--- Exercise details ---
Below is a block of records. Copy every line in it that contains the word "ISurfaceTexture".

──────── Task material

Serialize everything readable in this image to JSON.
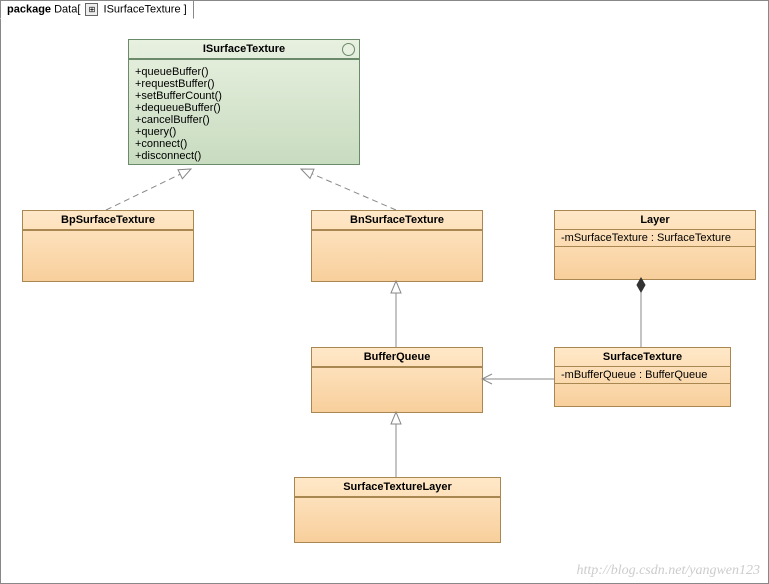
{
  "package_label": "package",
  "package_name": "Data",
  "frame_name": "ISurfaceTexture",
  "interface": {
    "name": "ISurfaceTexture",
    "methods": [
      "+queueBuffer()",
      "+requestBuffer()",
      "+setBufferCount()",
      "+dequeueBuffer()",
      "+cancelBuffer()",
      "+query()",
      "+connect()",
      "+disconnect()"
    ]
  },
  "classes": {
    "bp": {
      "name": "BpSurfaceTexture"
    },
    "bn": {
      "name": "BnSurfaceTexture"
    },
    "layer": {
      "name": "Layer",
      "attr": "-mSurfaceTexture : SurfaceTexture"
    },
    "bq": {
      "name": "BufferQueue"
    },
    "st": {
      "name": "SurfaceTexture",
      "attr": "-mBufferQueue : BufferQueue"
    },
    "stl": {
      "name": "SurfaceTextureLayer"
    }
  },
  "watermark": "http://blog.csdn.net/yangwen123",
  "relationships": [
    {
      "from": "BpSurfaceTexture",
      "to": "ISurfaceTexture",
      "type": "realization"
    },
    {
      "from": "BnSurfaceTexture",
      "to": "ISurfaceTexture",
      "type": "realization"
    },
    {
      "from": "BufferQueue",
      "to": "BnSurfaceTexture",
      "type": "generalization"
    },
    {
      "from": "SurfaceTextureLayer",
      "to": "BufferQueue",
      "type": "generalization"
    },
    {
      "from": "SurfaceTexture",
      "to": "BufferQueue",
      "type": "association"
    },
    {
      "from": "SurfaceTexture",
      "to": "Layer",
      "type": "composition-target"
    }
  ]
}
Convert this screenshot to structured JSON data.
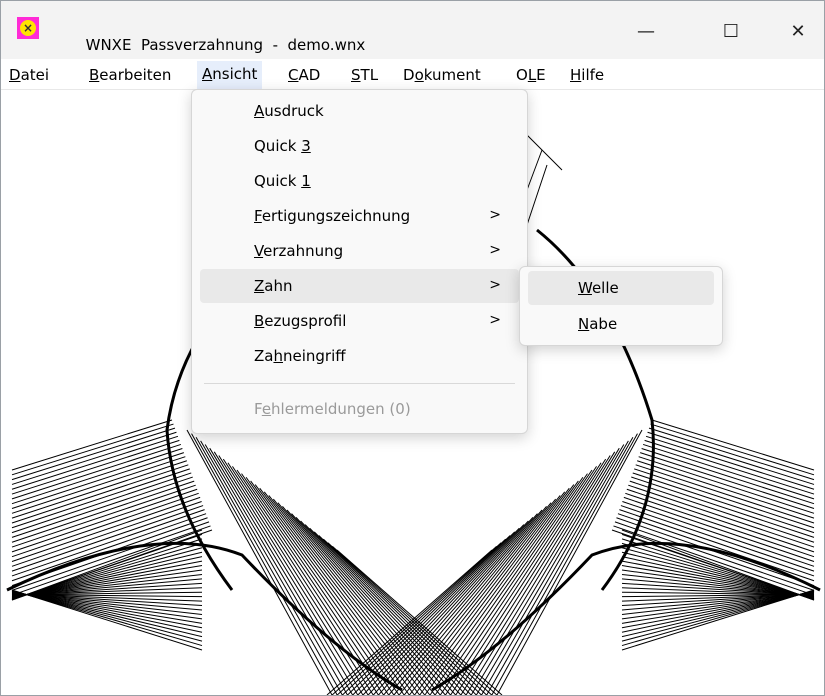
{
  "window": {
    "app_name": "WNXE",
    "title": "Passverzahnung  -  demo.wnx",
    "controls": {
      "minimize": "—",
      "maximize": "☐",
      "close": "✕"
    }
  },
  "menubar": [
    {
      "pre": "",
      "ul": "D",
      "post": "atei"
    },
    {
      "pre": "",
      "ul": "B",
      "post": "earbeiten"
    },
    {
      "pre": "",
      "ul": "A",
      "post": "nsicht"
    },
    {
      "pre": "",
      "ul": "C",
      "post": "AD"
    },
    {
      "pre": "",
      "ul": "S",
      "post": "TL"
    },
    {
      "pre": "D",
      "ul": "o",
      "post": "kument"
    },
    {
      "pre": "O",
      "ul": "L",
      "post": "E"
    },
    {
      "pre": "",
      "ul": "H",
      "post": "ilfe"
    }
  ],
  "dropdown": {
    "items": [
      {
        "pre": "",
        "ul": "A",
        "post": "usdruck",
        "arrow": ""
      },
      {
        "pre": "Quick ",
        "ul": "3",
        "post": "",
        "arrow": ""
      },
      {
        "pre": "Quick ",
        "ul": "1",
        "post": "",
        "arrow": ""
      },
      {
        "pre": "",
        "ul": "F",
        "post": "ertigungszeichnung",
        "arrow": ">"
      },
      {
        "pre": "",
        "ul": "V",
        "post": "erzahnung",
        "arrow": ">"
      },
      {
        "pre": "",
        "ul": "Z",
        "post": "ahn",
        "arrow": ">"
      },
      {
        "pre": "",
        "ul": "B",
        "post": "ezugsprofil",
        "arrow": ">"
      },
      {
        "pre": "Za",
        "ul": "h",
        "post": "neingriff",
        "arrow": ""
      },
      {
        "pre": "F",
        "ul": "e",
        "post": "hlermeldungen (0)",
        "arrow": ""
      }
    ]
  },
  "submenu": {
    "items": [
      {
        "pre": "",
        "ul": "W",
        "post": "elle"
      },
      {
        "pre": "",
        "ul": "N",
        "post": "abe"
      }
    ]
  },
  "colors": {
    "accent": "#e6eefb",
    "highlight": "#e9e9e9",
    "disabled": "#9a9a9a",
    "icon_bg": "#ff2bd6",
    "icon_sun": "#ffe400"
  },
  "icons": {
    "app": "wnxe-app-icon",
    "chevron": "chevron-right-icon"
  }
}
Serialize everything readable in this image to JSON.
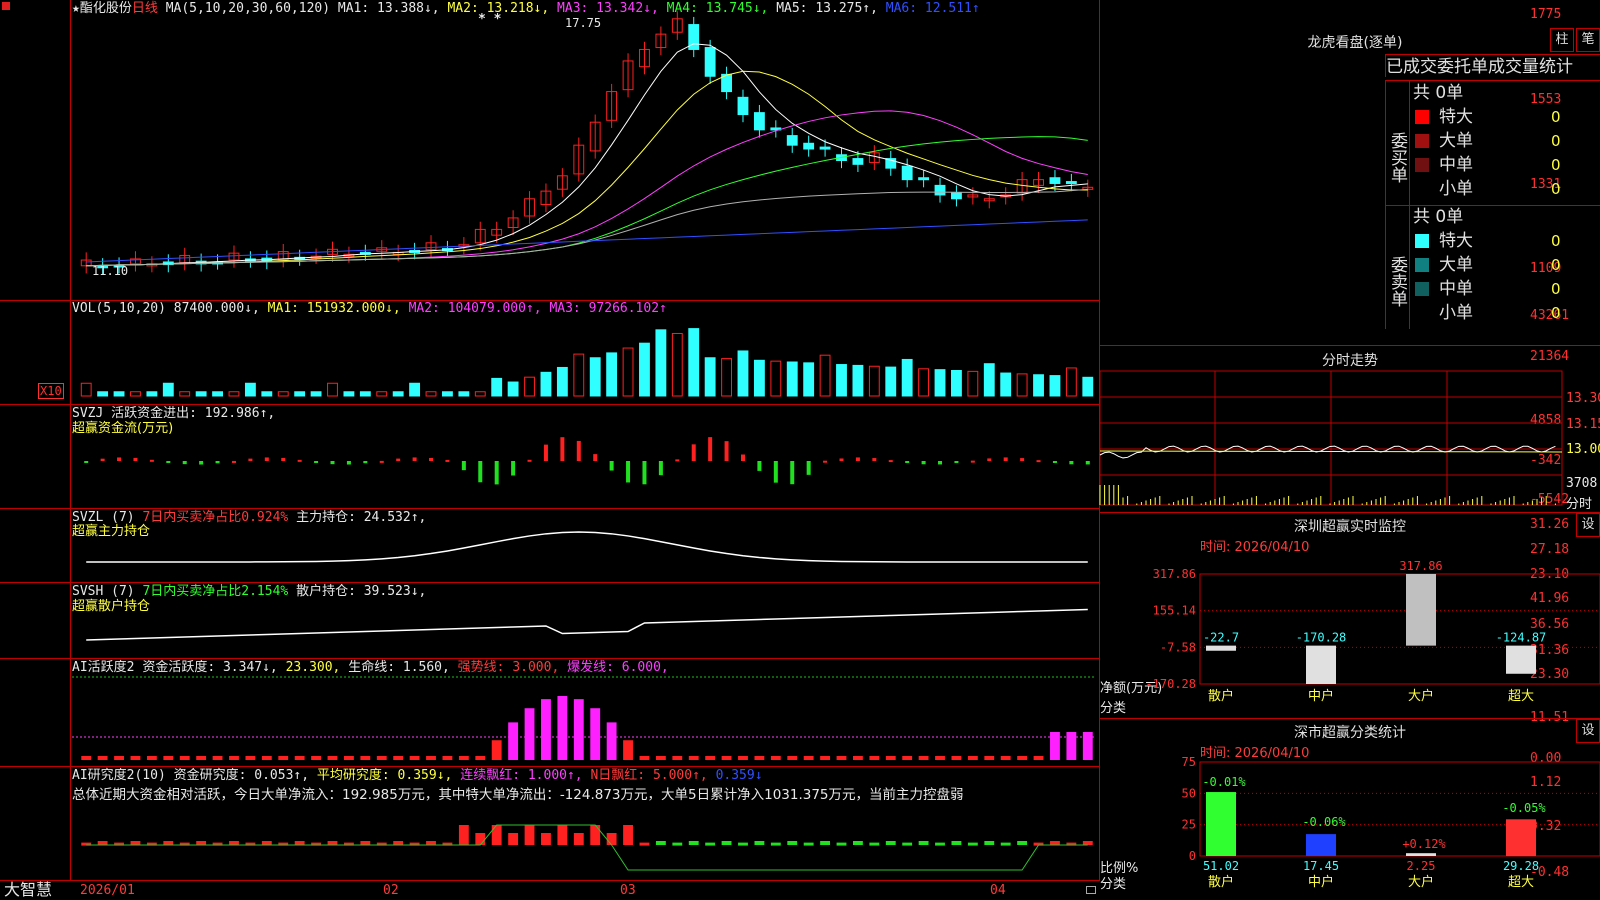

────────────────

--- Exercise result ---
  "frame_name": "ISurfaceTexture",
    "name": "ISurfaceTexture",
      "to": "ISurfaceTexture",
      "to": "ISurfaceTexture",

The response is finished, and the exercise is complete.